Broken promises haven’t been exclusive to the White House either. Sen. Jon Ossoff, whose election in Georgia secured Democrats a slim majority in the Senate, promised the same $2,000 monthly checks as Vice President Harris. Needless to say, those checks have not arrived. Congressional Democrats slammed Trump’s COVID-19 response, yet over the course of their year in office, the number of COVID-19 cases and hospitalizations have both reached record levels.
“Young people are becoming increasingly active in politics. Voter turnout among young people has been steadily increasing over time. Youth voters also lean more left than their political predecessors.”
These policy betrayals have heavily corroded Biden’s support among the young voters who got him into office in the first place. More than half of voters 29 and under now disapprove of Biden’s job in the office, a stark difference from the wide margin of victory on which he rolled in.
That trend spells out a very clear problem for Democrats. Young voters have proven to be the Democrats’ key to electoral victory in recent years. In both the 2020 election and the 2018 midterms, young people were one of the driving forces behind the Democrats’ election victories. Biden and the Democrats’ broken promises are alienating that important base of voters.
On top of it all, Democrats control the federal government. Democrats are in power in the House of Representatives, the Senate and the White House. Even with their majority in all three elected bodies of our federal government, they’ve failed to follow through on nearly every campaign promise they were elected on.
Needless to say, that’s not a winning recipe.
Young people are becoming increasingly active in politics. Voter turnout among young people has been steadily increasing over time. Youth voters also lean more left than their political predecessors.
These trends in political activity and ideology among Gen Z and millennials help explain why they no longer support Biden.
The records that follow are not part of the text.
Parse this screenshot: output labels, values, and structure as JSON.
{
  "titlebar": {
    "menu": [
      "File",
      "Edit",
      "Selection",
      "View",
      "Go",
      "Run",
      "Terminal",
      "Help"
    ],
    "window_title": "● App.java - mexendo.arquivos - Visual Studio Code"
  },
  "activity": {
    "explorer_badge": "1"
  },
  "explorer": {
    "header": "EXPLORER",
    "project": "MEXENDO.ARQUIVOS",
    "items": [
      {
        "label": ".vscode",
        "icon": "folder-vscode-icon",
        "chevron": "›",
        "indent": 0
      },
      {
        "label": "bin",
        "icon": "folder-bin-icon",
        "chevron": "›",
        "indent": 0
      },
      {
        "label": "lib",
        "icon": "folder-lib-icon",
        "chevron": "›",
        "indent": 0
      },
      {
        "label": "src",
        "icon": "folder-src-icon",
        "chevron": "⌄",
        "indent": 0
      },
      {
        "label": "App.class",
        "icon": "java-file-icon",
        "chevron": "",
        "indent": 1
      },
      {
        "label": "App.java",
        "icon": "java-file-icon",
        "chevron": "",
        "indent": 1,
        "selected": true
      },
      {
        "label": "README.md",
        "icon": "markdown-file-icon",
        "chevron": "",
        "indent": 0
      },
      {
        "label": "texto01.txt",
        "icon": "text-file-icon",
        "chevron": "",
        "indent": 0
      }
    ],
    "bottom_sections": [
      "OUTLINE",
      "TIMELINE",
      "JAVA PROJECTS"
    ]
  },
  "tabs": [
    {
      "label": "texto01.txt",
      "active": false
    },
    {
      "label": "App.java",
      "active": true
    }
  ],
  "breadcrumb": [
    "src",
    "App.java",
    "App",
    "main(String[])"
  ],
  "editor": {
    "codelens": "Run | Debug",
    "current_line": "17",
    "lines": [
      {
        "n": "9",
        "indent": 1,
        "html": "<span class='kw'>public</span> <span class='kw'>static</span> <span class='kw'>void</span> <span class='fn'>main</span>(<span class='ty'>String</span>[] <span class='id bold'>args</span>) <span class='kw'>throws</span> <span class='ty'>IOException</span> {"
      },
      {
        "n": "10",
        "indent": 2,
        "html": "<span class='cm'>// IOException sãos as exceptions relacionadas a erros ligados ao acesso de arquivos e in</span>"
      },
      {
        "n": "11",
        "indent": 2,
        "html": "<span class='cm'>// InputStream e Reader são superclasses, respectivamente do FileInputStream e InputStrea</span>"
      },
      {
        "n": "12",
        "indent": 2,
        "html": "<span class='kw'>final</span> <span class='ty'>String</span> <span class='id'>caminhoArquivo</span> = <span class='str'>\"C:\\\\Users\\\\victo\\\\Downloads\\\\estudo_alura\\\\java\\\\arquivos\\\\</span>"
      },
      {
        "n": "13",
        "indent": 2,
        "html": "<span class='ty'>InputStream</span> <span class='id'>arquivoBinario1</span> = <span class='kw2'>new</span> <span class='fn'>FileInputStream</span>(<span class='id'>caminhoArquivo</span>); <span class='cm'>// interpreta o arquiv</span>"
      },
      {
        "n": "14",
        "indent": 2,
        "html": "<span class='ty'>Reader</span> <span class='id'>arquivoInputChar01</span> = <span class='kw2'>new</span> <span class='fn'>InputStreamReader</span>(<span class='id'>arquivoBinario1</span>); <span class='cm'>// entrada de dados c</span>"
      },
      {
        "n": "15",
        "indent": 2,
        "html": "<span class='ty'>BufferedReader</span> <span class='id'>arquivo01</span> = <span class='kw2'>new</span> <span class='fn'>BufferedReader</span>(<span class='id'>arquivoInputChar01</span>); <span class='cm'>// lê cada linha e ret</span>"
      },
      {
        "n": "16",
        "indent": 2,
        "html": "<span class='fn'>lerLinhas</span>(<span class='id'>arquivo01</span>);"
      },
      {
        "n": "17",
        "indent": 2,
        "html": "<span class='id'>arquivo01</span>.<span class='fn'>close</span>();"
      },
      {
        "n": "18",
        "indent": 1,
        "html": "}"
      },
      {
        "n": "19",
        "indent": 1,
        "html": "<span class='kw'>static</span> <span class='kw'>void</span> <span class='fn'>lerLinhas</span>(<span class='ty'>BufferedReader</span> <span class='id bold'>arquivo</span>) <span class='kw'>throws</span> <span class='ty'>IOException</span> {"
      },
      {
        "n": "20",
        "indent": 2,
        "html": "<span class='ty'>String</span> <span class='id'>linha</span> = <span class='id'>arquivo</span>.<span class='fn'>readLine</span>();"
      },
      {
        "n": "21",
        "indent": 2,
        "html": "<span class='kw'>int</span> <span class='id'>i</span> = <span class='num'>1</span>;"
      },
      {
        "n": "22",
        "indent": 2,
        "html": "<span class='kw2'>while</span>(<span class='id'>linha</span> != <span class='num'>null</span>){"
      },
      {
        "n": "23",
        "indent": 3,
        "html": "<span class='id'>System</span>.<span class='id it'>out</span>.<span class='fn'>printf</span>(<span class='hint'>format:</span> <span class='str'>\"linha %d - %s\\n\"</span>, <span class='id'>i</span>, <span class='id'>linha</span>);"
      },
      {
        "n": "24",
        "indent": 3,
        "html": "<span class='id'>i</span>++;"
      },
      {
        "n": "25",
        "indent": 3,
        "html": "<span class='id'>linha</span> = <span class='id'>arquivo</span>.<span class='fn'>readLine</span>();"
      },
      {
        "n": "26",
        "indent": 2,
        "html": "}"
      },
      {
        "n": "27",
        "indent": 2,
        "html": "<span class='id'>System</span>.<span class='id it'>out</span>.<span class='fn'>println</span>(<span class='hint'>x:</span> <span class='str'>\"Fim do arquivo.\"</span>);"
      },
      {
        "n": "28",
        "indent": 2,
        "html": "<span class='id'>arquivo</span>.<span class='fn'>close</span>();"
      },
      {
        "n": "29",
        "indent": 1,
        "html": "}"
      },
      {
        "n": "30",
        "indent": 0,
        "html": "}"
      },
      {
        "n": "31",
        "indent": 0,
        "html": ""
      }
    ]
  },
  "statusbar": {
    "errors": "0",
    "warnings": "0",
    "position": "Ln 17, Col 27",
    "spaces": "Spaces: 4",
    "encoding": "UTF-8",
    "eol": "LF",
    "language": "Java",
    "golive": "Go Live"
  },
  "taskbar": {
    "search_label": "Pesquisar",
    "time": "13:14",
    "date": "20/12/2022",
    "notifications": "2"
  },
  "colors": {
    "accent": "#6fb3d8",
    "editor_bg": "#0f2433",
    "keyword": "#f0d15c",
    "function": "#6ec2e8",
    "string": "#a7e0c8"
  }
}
Not only has he broken the progressive policies he made to win their vote, he’s actively betrayed those promises while in office. His lack of climate action and failed COVID-19 response are perhaps the best examples of why college students and young voters are increasingly disillusioned by the Biden administration and its Democratic colleagues.
All of these factors, all of these trends and all of these policy failures are giving us a clear picture of what may happen when November rolls around and Americans head back to the polls. Biden and the Democrats’ plan to shift to the center after their progressive campaign posturing will likely cost them the youth vote — and the midterms.
Reach Dylan Tusinski at email@example.com or on Twitter @unwashedtiedye.